‘Fiddler’ opens run at CHT
CHURCH HILL — “Fiddler on the Roof,” the universally popular musical currently playing on Broadway, begins its three-week run at Church Hill Theatre on Friday, June 10. Director Sylvia Maloney leads more than 50 singers, dancers, musicians and crew members in this heartwarming tale of love caught between traditional values and modern aspirations at the beginning of the 20th centur y.
Tevye, a poor Jewish dairyman in Tsarist Russia, worries about providing for his wife and five daughters — always a relevant struggle. Golde, his shrewish wife, and Yente, the village matchmaker, plot to find prosperous husbands for the daughters. The girls have other ideas, hoping to marry on their own terms, even if the men they love are poor — or not even Jewish. Set amidst pogroms and political turmoil, the villagers of 1905 Anatevka strive to find a safe and fulfilling future in a rapidly changing world.
“Fiddler on the Roof,” with music by Jerry Bock, lyrics by Sheldon Harnick and book by Joseph Stein, is based on “Tevye and his Daughters,” by Sholem Aleichem. The show, originally starring Zero Mostel, opened on Broadway in 1964 and was the first musical in history to play more than 3,000 performances— a record it held almost ten years. “Fiddler” won nine Tony Awards, including Best Musical, Score, Book, Direction and Choreography. The film version was the highest grossing movie of 1971 and was nominated for eight Oscars.
In Church Hill Theatre’s production, Tevye is played by Herb Ziegler. His wife Golde is portrayed by Debra Ebersole and his five daughters by Kristi McNiece, Becca Van Aken, Grace McCreary, Maya McGrory and Lindsay McCowan. Kathy Jones is Yente, the matchmaker. Suitors are played by Mark Wiening, Matt Folker, Robert Branning and John Beck. Bob Chauncey, Will Covington, Caleb McNiece, Jusden Messick, and Michael Whitehill portray the men of Anatevka. Heather JoyceByers and Jean Leverage play characters in a fantastical dream, and Cavin Moore is the Fiddler. Other villagers are played by Jim Johnson, Elliott Morotti, Bryce Sullivan, Stefan Tisdale, Kylie Sommer, Kelly Ostazeski and Alyson Farnell.

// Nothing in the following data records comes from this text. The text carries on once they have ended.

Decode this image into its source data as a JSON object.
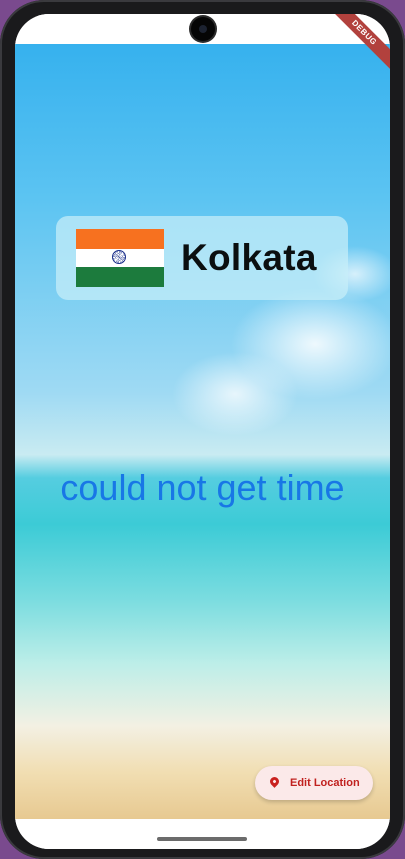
{
  "app": {
    "debug_banner": "DEBUG"
  },
  "location": {
    "flag_icon": "india-flag-icon",
    "city": "Kolkata"
  },
  "time": {
    "text": "could not get time"
  },
  "actions": {
    "edit_location_label": "Edit Location",
    "edit_location_icon": "location-pin-icon",
    "accent_color": "#c0211f"
  }
}
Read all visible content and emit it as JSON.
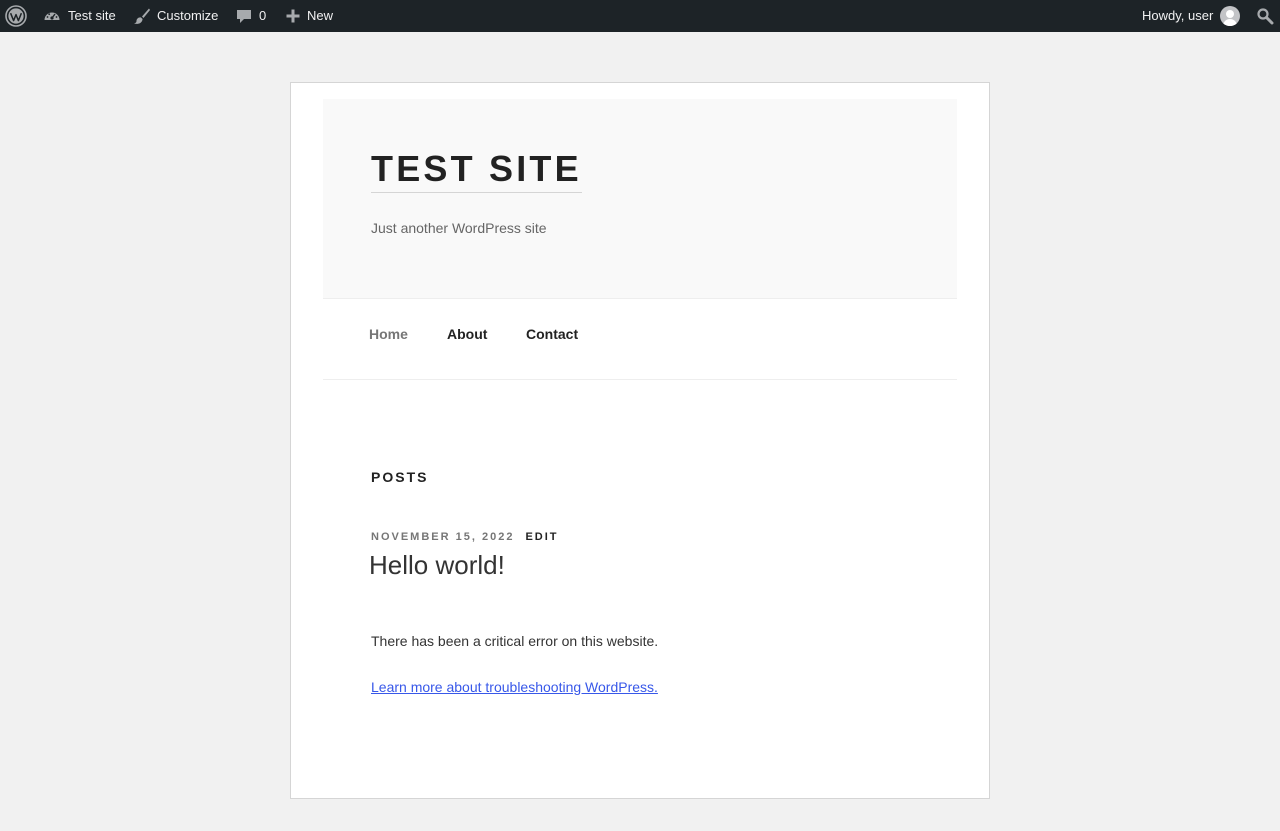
{
  "admin_bar": {
    "site_name": "Test site",
    "customize": "Customize",
    "comments_count": "0",
    "new_label": "New",
    "howdy": "Howdy, user"
  },
  "site": {
    "title": "TEST SITE",
    "tagline": "Just another WordPress site"
  },
  "nav": {
    "items": [
      {
        "label": "Home",
        "current": true
      },
      {
        "label": "About",
        "current": false
      },
      {
        "label": "Contact",
        "current": false
      }
    ]
  },
  "content": {
    "section_title": "POSTS",
    "post": {
      "date": "NOVEMBER 15, 2022",
      "edit_label": "EDIT",
      "title": "Hello world!",
      "body": "There has been a critical error on this website.",
      "link": "Learn more about troubleshooting WordPress."
    }
  },
  "colors": {
    "admin_bar_bg": "#1d2327",
    "link": "#3858e9",
    "page_bg": "#f1f1f1"
  }
}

Director Maloney is ably assisted by Musical Director Matt Davis and Choreographer Cavin Moore. Two youth Stage Managers, Morgan Armstrong and Katie Sardo, are advised by veteran Shannon Whitaker. Pianist Marie Harrison is the rehearsal pianist. Michael Whitehill and Brian Draper designed the set, and Draper also honed the artistic design. Doug Kaufmann is responsible for lighting design with the help of Kat Melton, while Henley Moore provides the sound. Debbie Ebersole, Tina Johnson and Erma Johnson devised the period costumes. Bernadette Alderson advised on hair and makeup and Pat Patterson provided the publicity photographs.
Matt Davis conducts the talented orchestra for “Fiddler:” Marie Harrison, piano; Tom Anthony, bass; Ann Baldwin, clarinet; Ron Demby, clarinet/flute; Ray Diedrichs, trumpet; Frank Gerber, percussion; Jane Godfrey, violin; Jim Pileggi, trombone; and Alphonso Ramirez, violin.
“Fiddler on the Roof” runs from June 10 to June 26, with performances at 8 p.m. on Fridays and Saturdays and 2 p.m. on Sundays. Tickets are $20 for adults, $15 for CHT members, and $10 for students. Discounted pricing is available for groups of 10 or more. Reservations for “Fiddler on the Roof” are strongly recommended, as CHT summer musicals tend to sell out. Call the CHT office at 410-556-6003 or visit online at www.churchhillthe atre.org.
Three leading couples, from left, Will Covington, Heather Joyce-Byers, Matt Folker, Becca Van Aken, Herb Ziegler and Debra Ebersole, perform a wedding dance in Church Hill Theatre’s production of Fiddler on the Roof.
A wedding celebration commences with a traditional bottle dance by villagers, from left, Bryce Sullivan, Robert Branning, Jusden Messick, and Elliott Morotti, in Church Hill Theatre’s production of “Fiddler on the Roof.”
Tevye (Herb Ziegler) listens intently as the Fiddler (Cavin Moore) plays the haunting opening music for Church Hill Theatre’s production of “Fiddler on the Roof.”